 (Excerpted from an original work by Melody McIntyre Nichols)

Operation of the Mill

[Stover] mill was called a turbine mill and it was one of the earliest in the United States. The turbines were located under the first floor and were accessible through a trap door on the inside as well as by water which flowed under the arches and rushed through the fins on the turbine.

The water flowed horizontally, turning a vertical axle that turned the master gears made of iron with wooden cogs. These cogs were made of maple wood and could be easily replaced when worn out.

The gears and shafts on the other floors transferred the power throughout the Mill. Some of these gears were run by belts or link belt chains.

 Four millstones were found on the first floor. Each millstone was made of a top stone and a bottom stone. Each of these large stones was made by placing plaster of paris between 8 to 10 stones and fitting them together. The bottom stone, the "bedstone," was secured in the floor while the top stone, the "runner," revolved over the bedstone.

 The grain flowed through the hole in the center of the runner and was then crushed between the millstones. The amount of crushing was determined by raising or lowering or lowering the runner, or "running stone."

Grooves were often cut in the stones to aid in cutting the grain. If the edges of the groves became dull, the stones were "dressed" or sharpened again.

If the stones were grooved properly, the chopped grain worked its way to the outside of the stone, into the hopper and through to the rest of the mill. The stones were found in a wooden framework and his "hopper" held the grain that was being milled.


 The chopped grain or feed was then moved by a shaft into small metal cups fastened on a chain, canvas, or leather belt and enclosed in a hollow post. This hollow post or wooden case was called the "elevator leg." The cups and the belt were called the "elevator."
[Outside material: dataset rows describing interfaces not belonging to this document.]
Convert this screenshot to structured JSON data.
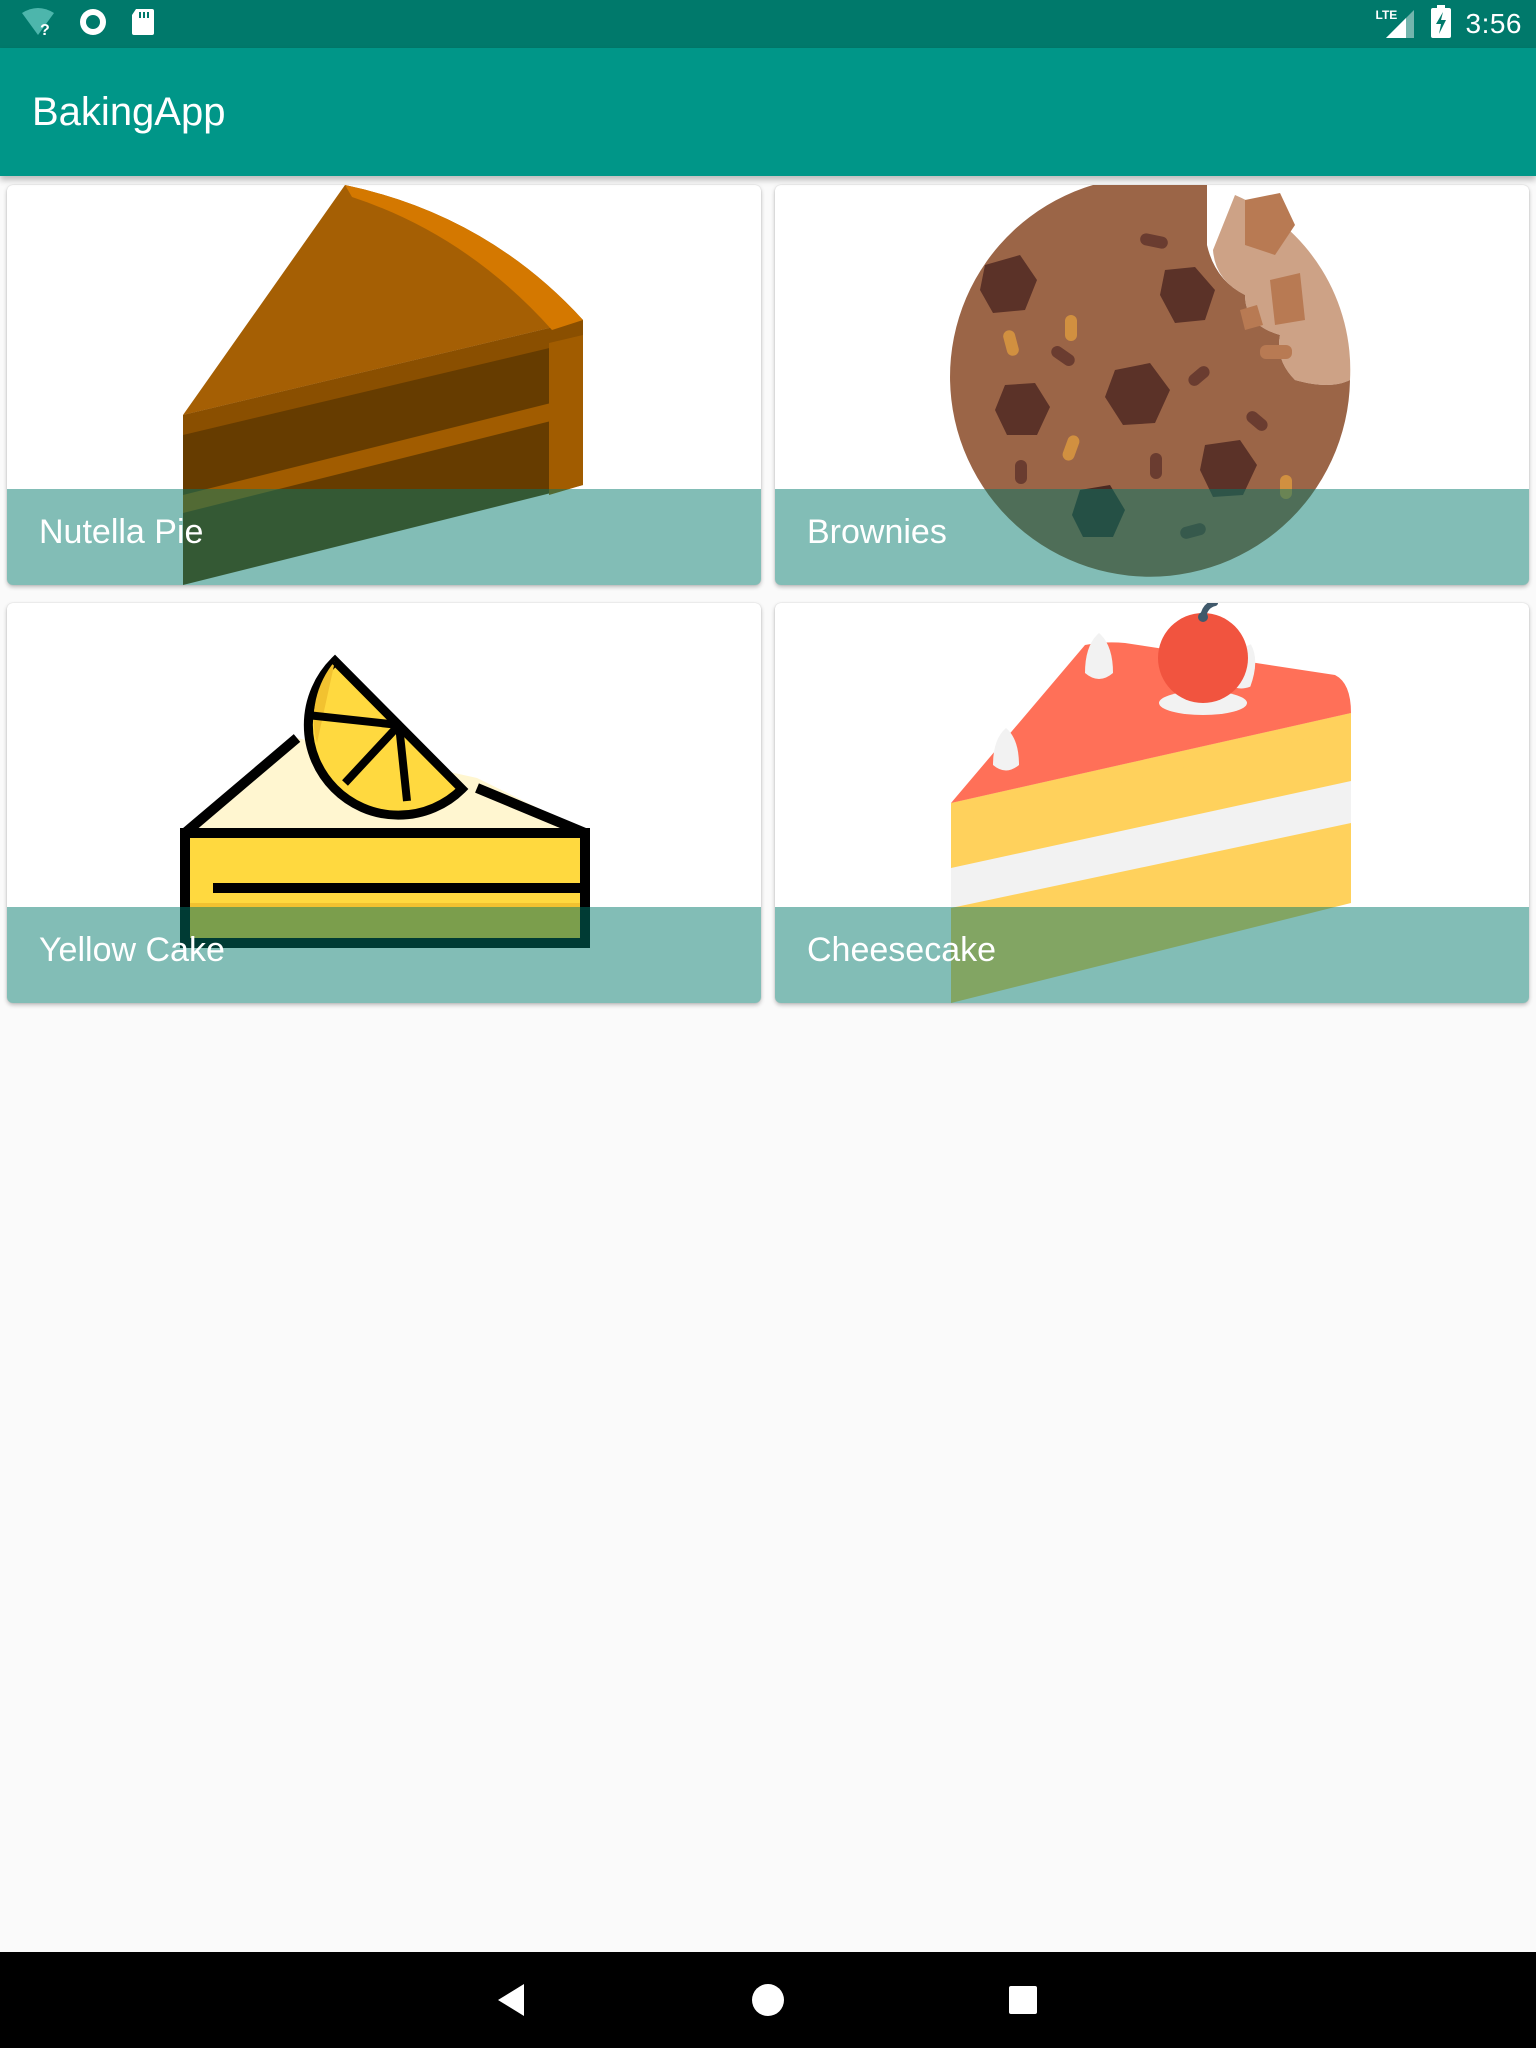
{
  "status_bar": {
    "time": "3:56",
    "network_label": "LTE",
    "icons": [
      "wifi-unknown-icon",
      "sync-circle-icon",
      "sd-card-icon",
      "lte-signal-icon",
      "battery-charging-icon"
    ]
  },
  "app_bar": {
    "title": "BakingApp"
  },
  "recipes": [
    {
      "name": "Nutella Pie",
      "icon": "pie-slice-icon"
    },
    {
      "name": "Brownies",
      "icon": "cookie-icon"
    },
    {
      "name": "Yellow Cake",
      "icon": "lemon-cake-icon"
    },
    {
      "name": "Cheesecake",
      "icon": "cherry-cake-icon"
    }
  ],
  "colors": {
    "status_bar": "#00796b",
    "app_bar": "#009688",
    "label_overlay": "rgba(0,121,107,0.49)",
    "background": "#fafafa"
  },
  "nav_bar": {
    "icons": [
      "back-icon",
      "home-icon",
      "recents-icon"
    ]
  }
}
The cups moved upward, passed over a wheel and the grain or feed was thrown out of the cups into a spout that led to the bins.

 When wheat was made into flour, the process was a bit different. The wheat would be elevated from the wheat receiving bin in the basement to the main floor. Next it was taken back down a spout to the wheat cleaner. There by the use of screens and a fan, stones, straw and other foreign objects were removed. The wheat was then elevated to the bins on the second floor above the millstones. When ready to be ground the wheat flowed down a slide to the millstones.
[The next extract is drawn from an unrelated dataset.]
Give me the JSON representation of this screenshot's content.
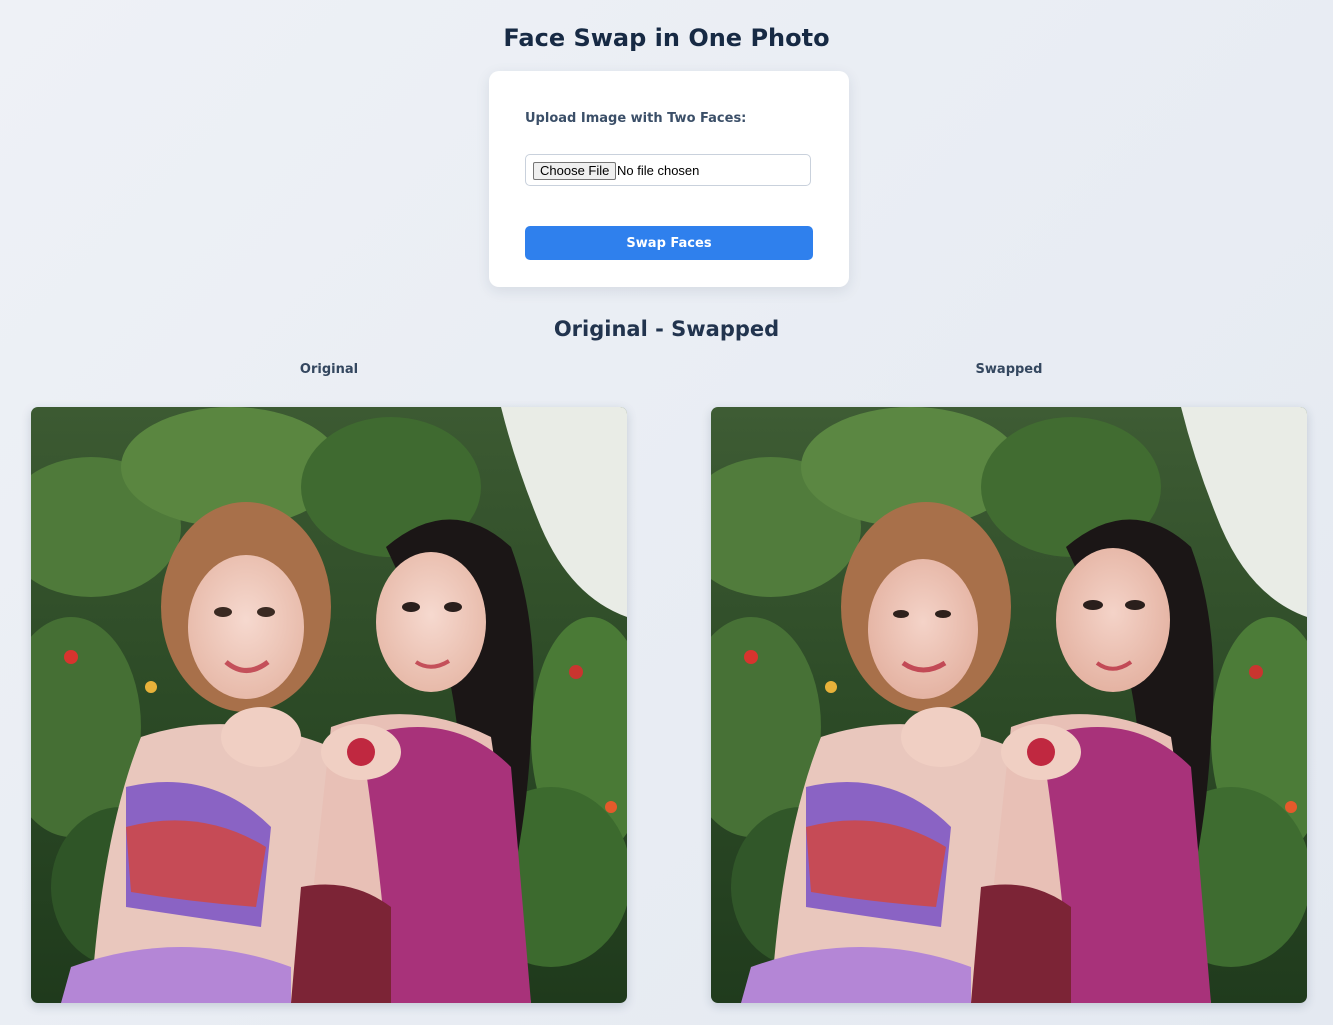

When it was crushed, the wheat was elevated to the sifting machine on the third floor. There it passed through silk of different gauges to make middlings (low- grade flour), flour and bran.

The sifted flour went down the spout to the second floor where it was packed in paper, cotton sacks or barrels for shipping.